A fascinating new study of mice during pregnancy, leads evidence that pregnant humans also need light during pregnancy to aid in proper fetal eye development.
A new study conducted by scientists from Cincinnati’s Children’s Hospital Medical Center and the University of California, San Francisco (UCSF) and recently published in the journal Nature, reveals information about the importance of sunlight during pregnancy for the eyesight of babies that are born prematurely. The study concluded that the eye, which requires light in order to see, also needs light to develop normally during pregnancy.
Co-author Richard Lang, PhD, a researcher in the Division of Pediatric Ophthalmology at Cincinnati Children’s Hospital Medical Center said:
“This fundamentally changes our understanding of how the retina develops. We have identified a light-response pathway that controls the number of retinal neurons. This has downstream effects on developing vasculature in the eye and is important because several major eye diseases are vascular diseases.”
Lang collaborated with David Copenhagen, PhD, a scientist in the departments of Opthalmology and Physiology at UCSF. Mouse models were used in their study which produced surprising outcomes:
Copenhagen commented, “Several stages of mouse eye development occur after birth. Because of this, we had always assumed that if light played a role in the development of the eye, it would also happen only after birth.”
The researchers in the current study revealed that the activation of the newly labeled light-response pathway must occur during pregnancy in order to achieve the precisely planned program that creates a normal eye. They point out that it is crucial for the right number of photons to reach the mother’s body by late term pregnancy.
The team of scientists completed several experiments using laboratory mouse models that let them look at the light-response pathway’s purpose and parts. Mice were raised in darkness, and in a regular day-night cycle starting at late term pregnancy to examine the comparative outcomes on vascular progression of the eye.
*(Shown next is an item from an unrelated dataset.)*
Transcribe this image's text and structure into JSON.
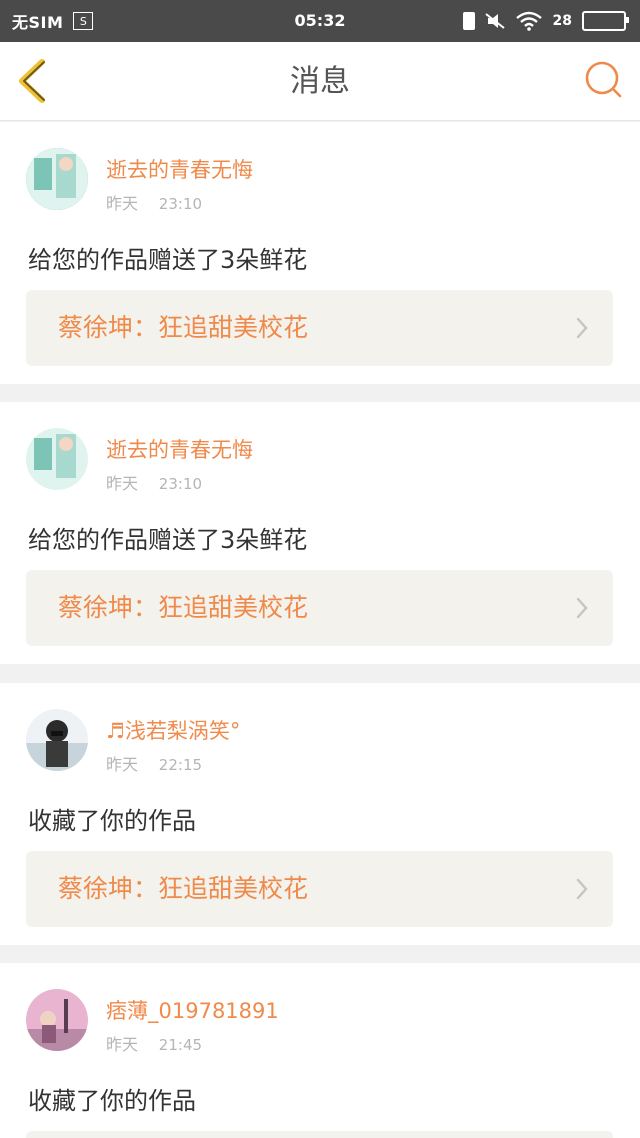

The scientists confirmed the purpose of the light response pathway by changing an opsin gene in mice known as Opn4 that creates melanopsin which stops the initiation of the photo pigment.
The melanopsin protein is there in both humans and mice during pregnancy. The authors say they will continue to examine how the light-response pathway might impact the probability of pre-term babies developing retinopathy of prematurity and its relatedness to other eye conditions.
So get outside and into the sunlight during your pregnancy as much as possible on a regular basis. The natural light not only helps your mood but is essential for your baby’s healthy eye development!